The Washington Urban League's move from downtown offices to the heart of one of the capital's most troubled inner-city neighborhoods symbolizes the agency's shift to a program of increased services for low-in-come minorities and a stronger role in seeking change to benefit them, according to League leaders.
Nearly 200 District and community leaders were on hand last week as the League dedicated its first agency-owned headquarters at 3501 14th St. NW. The move is part of the community service group's new "management by objectives" program designed by Dorothy J. Sharpe associated director for programs.
"It's a systematic planning and delivery of services approach," said Sharpe. "The concept grew out of practices used by the private sector." Through quality planning and assessment the agency will be able to provide immediate and long-range services to its constituents, she said.
League management objectives stem from their 1976 Speak Out for Survival (SOS) survey. About 400 league volunteers talked with members of 1,000 low-income black and Latino District households, who were asked to identify their problems and rank them according to importance.

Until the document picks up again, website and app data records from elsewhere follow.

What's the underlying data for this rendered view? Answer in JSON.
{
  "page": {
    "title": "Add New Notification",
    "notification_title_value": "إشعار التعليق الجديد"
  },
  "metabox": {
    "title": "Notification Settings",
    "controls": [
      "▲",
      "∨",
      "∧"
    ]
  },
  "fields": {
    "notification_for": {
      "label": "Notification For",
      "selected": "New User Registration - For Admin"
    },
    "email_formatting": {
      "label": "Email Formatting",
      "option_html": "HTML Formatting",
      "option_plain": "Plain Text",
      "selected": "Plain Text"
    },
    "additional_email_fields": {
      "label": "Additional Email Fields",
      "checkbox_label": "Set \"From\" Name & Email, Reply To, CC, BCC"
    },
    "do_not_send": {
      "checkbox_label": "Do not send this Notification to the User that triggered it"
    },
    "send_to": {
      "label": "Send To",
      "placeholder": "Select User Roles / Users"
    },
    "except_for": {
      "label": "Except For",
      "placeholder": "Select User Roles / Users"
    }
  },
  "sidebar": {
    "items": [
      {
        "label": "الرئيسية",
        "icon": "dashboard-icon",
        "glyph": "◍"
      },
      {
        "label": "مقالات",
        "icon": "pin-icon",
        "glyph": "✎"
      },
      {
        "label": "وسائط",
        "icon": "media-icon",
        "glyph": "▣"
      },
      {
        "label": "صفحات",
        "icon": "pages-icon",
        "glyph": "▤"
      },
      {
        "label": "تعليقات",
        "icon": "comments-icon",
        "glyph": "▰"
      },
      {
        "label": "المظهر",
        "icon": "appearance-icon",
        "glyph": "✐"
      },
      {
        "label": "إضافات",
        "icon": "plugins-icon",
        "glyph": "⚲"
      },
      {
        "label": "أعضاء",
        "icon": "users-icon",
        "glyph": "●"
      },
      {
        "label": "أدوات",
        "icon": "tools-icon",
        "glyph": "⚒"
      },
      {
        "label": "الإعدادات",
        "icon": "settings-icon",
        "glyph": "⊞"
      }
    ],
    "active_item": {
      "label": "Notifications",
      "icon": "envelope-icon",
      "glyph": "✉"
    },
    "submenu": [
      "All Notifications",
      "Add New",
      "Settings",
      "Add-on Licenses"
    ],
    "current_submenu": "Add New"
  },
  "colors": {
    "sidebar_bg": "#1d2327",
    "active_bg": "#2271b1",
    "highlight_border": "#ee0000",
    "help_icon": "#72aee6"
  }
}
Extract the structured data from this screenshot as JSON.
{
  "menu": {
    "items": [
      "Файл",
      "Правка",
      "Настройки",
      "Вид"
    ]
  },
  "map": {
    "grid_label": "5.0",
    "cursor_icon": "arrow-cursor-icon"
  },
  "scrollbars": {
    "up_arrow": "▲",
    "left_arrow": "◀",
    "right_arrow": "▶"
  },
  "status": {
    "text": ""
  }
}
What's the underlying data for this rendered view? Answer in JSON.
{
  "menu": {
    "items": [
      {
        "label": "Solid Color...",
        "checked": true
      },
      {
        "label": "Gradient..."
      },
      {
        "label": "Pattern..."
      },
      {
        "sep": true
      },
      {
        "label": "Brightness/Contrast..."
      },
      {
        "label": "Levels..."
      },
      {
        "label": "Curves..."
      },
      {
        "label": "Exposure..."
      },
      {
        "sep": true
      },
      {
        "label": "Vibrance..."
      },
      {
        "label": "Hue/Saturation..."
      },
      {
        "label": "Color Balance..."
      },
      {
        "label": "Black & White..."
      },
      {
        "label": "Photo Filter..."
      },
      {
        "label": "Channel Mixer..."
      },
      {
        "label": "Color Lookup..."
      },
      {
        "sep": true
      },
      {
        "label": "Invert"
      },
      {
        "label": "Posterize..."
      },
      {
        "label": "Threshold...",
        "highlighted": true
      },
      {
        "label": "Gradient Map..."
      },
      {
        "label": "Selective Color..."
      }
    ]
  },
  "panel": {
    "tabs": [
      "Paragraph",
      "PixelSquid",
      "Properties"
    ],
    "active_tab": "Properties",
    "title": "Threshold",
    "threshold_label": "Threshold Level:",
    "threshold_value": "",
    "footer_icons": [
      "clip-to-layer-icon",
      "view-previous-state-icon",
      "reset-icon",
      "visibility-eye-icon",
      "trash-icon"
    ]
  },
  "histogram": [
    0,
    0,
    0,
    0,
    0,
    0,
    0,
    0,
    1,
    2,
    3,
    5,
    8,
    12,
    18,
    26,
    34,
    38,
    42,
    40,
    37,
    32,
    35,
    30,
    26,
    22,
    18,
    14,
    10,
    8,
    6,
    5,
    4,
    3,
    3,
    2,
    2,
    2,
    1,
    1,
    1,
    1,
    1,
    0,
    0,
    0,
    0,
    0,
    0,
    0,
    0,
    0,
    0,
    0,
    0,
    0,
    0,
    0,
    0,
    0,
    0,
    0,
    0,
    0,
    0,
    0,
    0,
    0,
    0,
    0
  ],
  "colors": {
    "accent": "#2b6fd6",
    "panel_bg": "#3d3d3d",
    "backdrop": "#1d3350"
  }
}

Based on their findings, the League began to seek funding for new programs and revamped existing programs to reflect the expressed need of the community. The move to 14th Street was made to make the League and its program more accessible to its constituents, said John Jacobs, executive director.
The new headquarters, a three-story brick structure, is the former residence and mortuary of the Danzansky family. The property was acquired earlier this year with the aid of long-time league supporter. Joseph P. Danzansky, board chairman of Giant Food Inc.
City Council chairman Sterling Tucker. Urban League executive secretary from 1950 to 1971, called the agency's acquisition of the property another aspect of its "unique ability to capture the leadership and character of people across the city to bring about social change."
League president John Larsen cited the agency's new direction as political and social advocate for the city's poor.
"Every notice that comes out of City Council we look at as it relates to SOS then we go down and advocate in testimony," said Jacobs. "We measure inequities and call upon regulatory bodies to enforce services."
Jacobs said the League will rely more heavily on legal suits and political activities to advance their causes adding. "We haven't ruled out any strategy."
The League's 1976-77 annual report indicated that this approach is already being emphasized. Public testimony was presented by the League on federal and local issues concerning employment, public safety, affirmative action and education.
League-instituted employment programs for youth, female heads of households and the unemployed provided 350 people with jobs and trainee positions.
A five-year experiment in alternative education was completed by the League's street academy education centers for dropouts and absorbed into the District's public school system. This year the academies graduated 155 students. Follow-up on previous graduates showed 42 employed full time, 37 in college seven in other post-secondary education and five in the Armed Forces. About 300 others are still in school. A youth development center was also proposed in response to a Navy Recruitment Command appeal to improve its image with minority youth.
The League's Youth Arbitration Bureau acted on citizens' appeals for public safety by aiding families and troubled youth in crises. Of 280 cases involving 900 youthful offenders handled by the League since February 1976, only five have returned to the courts.
Senior citizens were provided with social and recreational outlets through the agency's Senior Neighbors and Companions Clubs (SNACC Twenty-seven clubs, averaging more than 500 visitors daily, provided seniors with 116,645 hot meals, sewing arts and crafts workshops, educational seminars, social and religious get-togethers.